### Task objective
Wherever the string "color" shows up in the material below, copy that line.

### Task inputs

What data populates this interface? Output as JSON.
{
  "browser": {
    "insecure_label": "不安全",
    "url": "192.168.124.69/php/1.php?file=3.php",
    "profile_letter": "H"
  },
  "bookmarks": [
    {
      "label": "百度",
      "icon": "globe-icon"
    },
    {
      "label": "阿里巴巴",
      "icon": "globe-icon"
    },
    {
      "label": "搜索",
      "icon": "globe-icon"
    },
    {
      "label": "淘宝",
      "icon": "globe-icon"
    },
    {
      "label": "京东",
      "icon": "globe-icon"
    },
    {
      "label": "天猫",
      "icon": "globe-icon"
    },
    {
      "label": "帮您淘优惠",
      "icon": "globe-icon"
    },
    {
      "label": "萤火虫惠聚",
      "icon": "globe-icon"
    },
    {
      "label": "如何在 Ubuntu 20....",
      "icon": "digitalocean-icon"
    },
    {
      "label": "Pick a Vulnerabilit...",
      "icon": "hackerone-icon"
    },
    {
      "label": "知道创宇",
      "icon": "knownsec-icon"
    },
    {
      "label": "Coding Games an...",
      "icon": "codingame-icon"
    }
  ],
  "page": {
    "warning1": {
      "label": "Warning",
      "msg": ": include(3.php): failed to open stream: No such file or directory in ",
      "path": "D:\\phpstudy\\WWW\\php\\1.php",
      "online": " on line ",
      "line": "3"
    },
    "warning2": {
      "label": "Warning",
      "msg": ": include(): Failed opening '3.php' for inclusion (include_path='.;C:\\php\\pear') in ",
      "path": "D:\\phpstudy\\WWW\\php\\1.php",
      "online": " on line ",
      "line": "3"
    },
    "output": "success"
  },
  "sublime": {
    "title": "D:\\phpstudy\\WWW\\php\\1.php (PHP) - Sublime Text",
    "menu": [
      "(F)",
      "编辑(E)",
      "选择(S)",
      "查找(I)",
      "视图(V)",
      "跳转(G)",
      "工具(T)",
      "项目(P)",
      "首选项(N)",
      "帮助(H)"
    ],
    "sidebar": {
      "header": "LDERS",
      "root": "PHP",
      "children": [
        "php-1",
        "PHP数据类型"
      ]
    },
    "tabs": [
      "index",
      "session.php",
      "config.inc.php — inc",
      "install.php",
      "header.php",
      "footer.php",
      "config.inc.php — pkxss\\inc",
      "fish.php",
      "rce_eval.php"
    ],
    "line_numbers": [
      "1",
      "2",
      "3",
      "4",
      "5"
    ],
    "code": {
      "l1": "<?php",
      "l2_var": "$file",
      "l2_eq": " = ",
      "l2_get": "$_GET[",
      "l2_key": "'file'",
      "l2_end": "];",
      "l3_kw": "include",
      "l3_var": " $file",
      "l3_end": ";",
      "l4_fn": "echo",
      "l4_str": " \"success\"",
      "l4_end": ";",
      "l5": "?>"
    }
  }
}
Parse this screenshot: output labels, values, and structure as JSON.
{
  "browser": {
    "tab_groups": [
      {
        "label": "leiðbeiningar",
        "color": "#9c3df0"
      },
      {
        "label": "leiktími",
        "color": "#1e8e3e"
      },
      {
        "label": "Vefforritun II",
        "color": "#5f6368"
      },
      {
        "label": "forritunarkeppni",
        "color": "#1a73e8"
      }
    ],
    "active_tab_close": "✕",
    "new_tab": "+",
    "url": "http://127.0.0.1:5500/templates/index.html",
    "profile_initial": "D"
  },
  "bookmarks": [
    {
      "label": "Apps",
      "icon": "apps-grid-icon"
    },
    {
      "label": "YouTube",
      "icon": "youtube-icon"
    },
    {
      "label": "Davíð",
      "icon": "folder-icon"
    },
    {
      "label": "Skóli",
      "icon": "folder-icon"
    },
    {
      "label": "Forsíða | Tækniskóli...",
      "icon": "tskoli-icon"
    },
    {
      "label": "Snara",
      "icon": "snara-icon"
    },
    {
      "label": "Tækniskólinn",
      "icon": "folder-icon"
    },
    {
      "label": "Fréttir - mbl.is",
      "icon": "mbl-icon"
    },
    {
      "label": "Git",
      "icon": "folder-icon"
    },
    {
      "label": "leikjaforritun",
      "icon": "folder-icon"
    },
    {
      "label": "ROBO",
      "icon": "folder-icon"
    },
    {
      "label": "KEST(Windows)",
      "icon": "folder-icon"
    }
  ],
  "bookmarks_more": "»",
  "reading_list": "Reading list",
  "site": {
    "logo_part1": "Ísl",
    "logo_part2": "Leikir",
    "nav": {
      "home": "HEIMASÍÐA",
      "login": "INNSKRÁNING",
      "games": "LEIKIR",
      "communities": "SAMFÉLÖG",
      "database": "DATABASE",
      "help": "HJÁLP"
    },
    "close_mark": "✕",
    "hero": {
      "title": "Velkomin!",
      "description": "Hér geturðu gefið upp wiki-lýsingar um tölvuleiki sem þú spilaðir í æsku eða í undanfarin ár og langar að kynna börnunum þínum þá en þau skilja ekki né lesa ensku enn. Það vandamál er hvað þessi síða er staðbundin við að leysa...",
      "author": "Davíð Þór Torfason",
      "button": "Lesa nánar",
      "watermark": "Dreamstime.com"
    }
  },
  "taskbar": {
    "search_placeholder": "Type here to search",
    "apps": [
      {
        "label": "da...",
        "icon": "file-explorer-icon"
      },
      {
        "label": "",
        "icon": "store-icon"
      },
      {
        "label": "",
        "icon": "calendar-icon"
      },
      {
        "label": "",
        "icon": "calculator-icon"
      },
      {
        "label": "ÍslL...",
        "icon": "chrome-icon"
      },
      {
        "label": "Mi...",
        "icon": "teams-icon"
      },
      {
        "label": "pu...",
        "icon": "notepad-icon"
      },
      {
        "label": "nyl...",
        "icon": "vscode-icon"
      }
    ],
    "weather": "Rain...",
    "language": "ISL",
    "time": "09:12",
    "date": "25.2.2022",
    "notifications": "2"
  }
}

### Output of the exercise
        "color": "#9c3df0"
        "color": "#1e8e3e"
        "color": "#5f6368"
        "color": "#1a73e8"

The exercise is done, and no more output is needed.